## WHAT THE TASK ASKS
You are asked to repeat the listing word for word and to leave out its pictures.

## AVAILABLE RECORDS
-- Opening Marker --
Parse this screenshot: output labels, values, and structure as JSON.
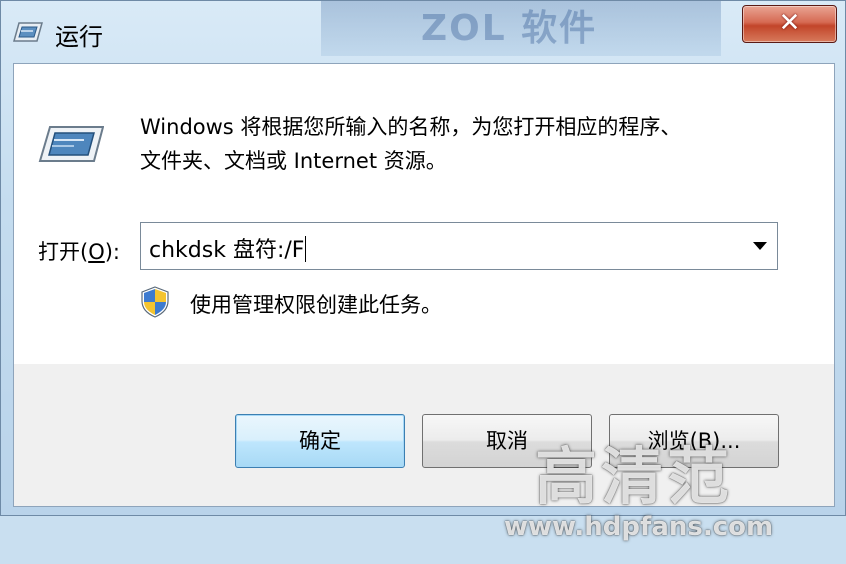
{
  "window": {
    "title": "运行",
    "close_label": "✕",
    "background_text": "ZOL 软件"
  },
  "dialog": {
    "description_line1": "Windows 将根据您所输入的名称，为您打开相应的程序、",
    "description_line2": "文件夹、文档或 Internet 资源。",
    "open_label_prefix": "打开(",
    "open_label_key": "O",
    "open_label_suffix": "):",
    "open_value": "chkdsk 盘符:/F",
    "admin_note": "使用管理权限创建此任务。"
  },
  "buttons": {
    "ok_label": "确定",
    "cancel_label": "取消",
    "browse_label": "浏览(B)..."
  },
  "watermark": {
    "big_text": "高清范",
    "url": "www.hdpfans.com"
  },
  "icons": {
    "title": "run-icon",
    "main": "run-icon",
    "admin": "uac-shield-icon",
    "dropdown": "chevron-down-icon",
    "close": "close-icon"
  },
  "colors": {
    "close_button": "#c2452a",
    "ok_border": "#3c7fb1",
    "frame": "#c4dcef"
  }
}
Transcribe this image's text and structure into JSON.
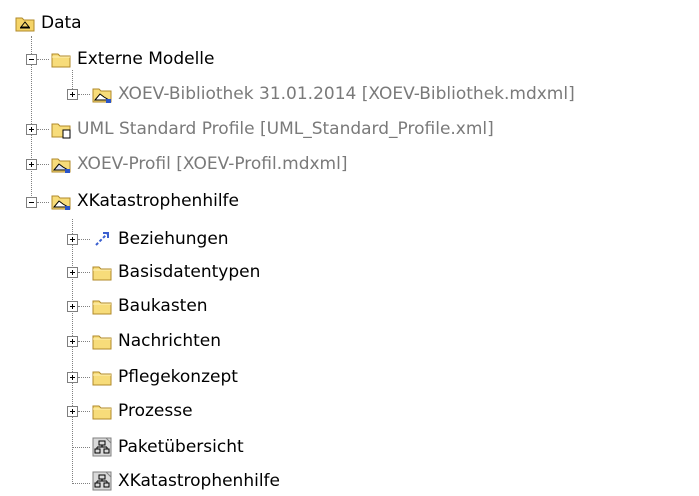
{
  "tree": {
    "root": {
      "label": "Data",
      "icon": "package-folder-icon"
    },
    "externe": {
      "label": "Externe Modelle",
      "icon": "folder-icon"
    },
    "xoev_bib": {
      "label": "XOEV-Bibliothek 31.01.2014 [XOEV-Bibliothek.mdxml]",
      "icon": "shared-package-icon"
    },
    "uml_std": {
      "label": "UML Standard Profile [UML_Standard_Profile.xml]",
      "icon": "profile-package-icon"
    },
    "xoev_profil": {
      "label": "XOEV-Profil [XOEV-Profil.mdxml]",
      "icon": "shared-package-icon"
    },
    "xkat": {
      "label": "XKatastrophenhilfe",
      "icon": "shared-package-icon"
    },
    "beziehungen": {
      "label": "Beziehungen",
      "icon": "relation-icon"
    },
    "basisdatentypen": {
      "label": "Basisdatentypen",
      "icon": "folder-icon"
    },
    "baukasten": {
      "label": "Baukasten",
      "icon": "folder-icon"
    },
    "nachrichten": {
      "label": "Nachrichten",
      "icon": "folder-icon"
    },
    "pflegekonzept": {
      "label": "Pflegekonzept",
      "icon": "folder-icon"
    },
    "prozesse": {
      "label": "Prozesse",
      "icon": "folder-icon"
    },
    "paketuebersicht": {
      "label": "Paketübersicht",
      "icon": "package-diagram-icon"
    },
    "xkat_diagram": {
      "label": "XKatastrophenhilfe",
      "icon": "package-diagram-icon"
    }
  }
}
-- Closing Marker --
## RESULT FOR THIS TASK
Parse this screenshot: output labels, values, and structure as JSON.
{
  "window": {
    "title": "运行",
    "close_label": "✕",
    "background_text": "ZOL 软件"
  },
  "dialog": {
    "description_line1": "Windows 将根据您所输入的名称，为您打开相应的程序、",
    "description_line2": "文件夹、文档或 Internet 资源。",
    "open_label_prefix": "打开(",
    "open_label_key": "O",
    "open_label_suffix": "):",
    "open_value": "chkdsk 盘符:/F",
    "admin_note": "使用管理权限创建此任务。"
  },
  "buttons": {
    "ok_label": "确定",
    "cancel_label": "取消",
    "browse_label": "浏览(B)..."
  },
  "watermark": {
    "big_text": "高清范",
    "url": "www.hdpfans.com"
  },
  "icons": {
    "title": "run-icon",
    "main": "run-icon",
    "admin": "uac-shield-icon",
    "dropdown": "chevron-down-icon",
    "close": "close-icon"
  },
  "colors": {
    "close_button": "#c2452a",
    "ok_border": "#3c7fb1",
    "frame": "#c4dcef"
  }
}
Transcribe this image's text and structure into JSON.
{
  "tree": {
    "root": {
      "label": "Data",
      "icon": "package-folder-icon"
    },
    "externe": {
      "label": "Externe Modelle",
      "icon": "folder-icon"
    },
    "xoev_bib": {
      "label": "XOEV-Bibliothek 31.01.2014 [XOEV-Bibliothek.mdxml]",
      "icon": "shared-package-icon"
    },
    "uml_std": {
      "label": "UML Standard Profile [UML_Standard_Profile.xml]",
      "icon": "profile-package-icon"
    },
    "xoev_profil": {
      "label": "XOEV-Profil [XOEV-Profil.mdxml]",
      "icon": "shared-package-icon"
    },
    "xkat": {
      "label": "XKatastrophenhilfe",
      "icon": "shared-package-icon"
    },
    "beziehungen": {
      "label": "Beziehungen",
      "icon": "relation-icon"
    },
    "basisdatentypen": {
      "label": "Basisdatentypen",
      "icon": "folder-icon"
    },
    "baukasten": {
      "label": "Baukasten",
      "icon": "folder-icon"
    },
    "nachrichten": {
      "label": "Nachrichten",
      "icon": "folder-icon"
    },
    "pflegekonzept": {
      "label": "Pflegekonzept",
      "icon": "folder-icon"
    },
    "prozesse": {
      "label": "Prozesse",
      "icon": "folder-icon"
    },
    "paketuebersicht": {
      "label": "Paketübersicht",
      "icon": "package-diagram-icon"
    },
    "xkat_diagram": {
      "label": "XKatastrophenhilfe",
      "icon": "package-diagram-icon"
    }
  }
}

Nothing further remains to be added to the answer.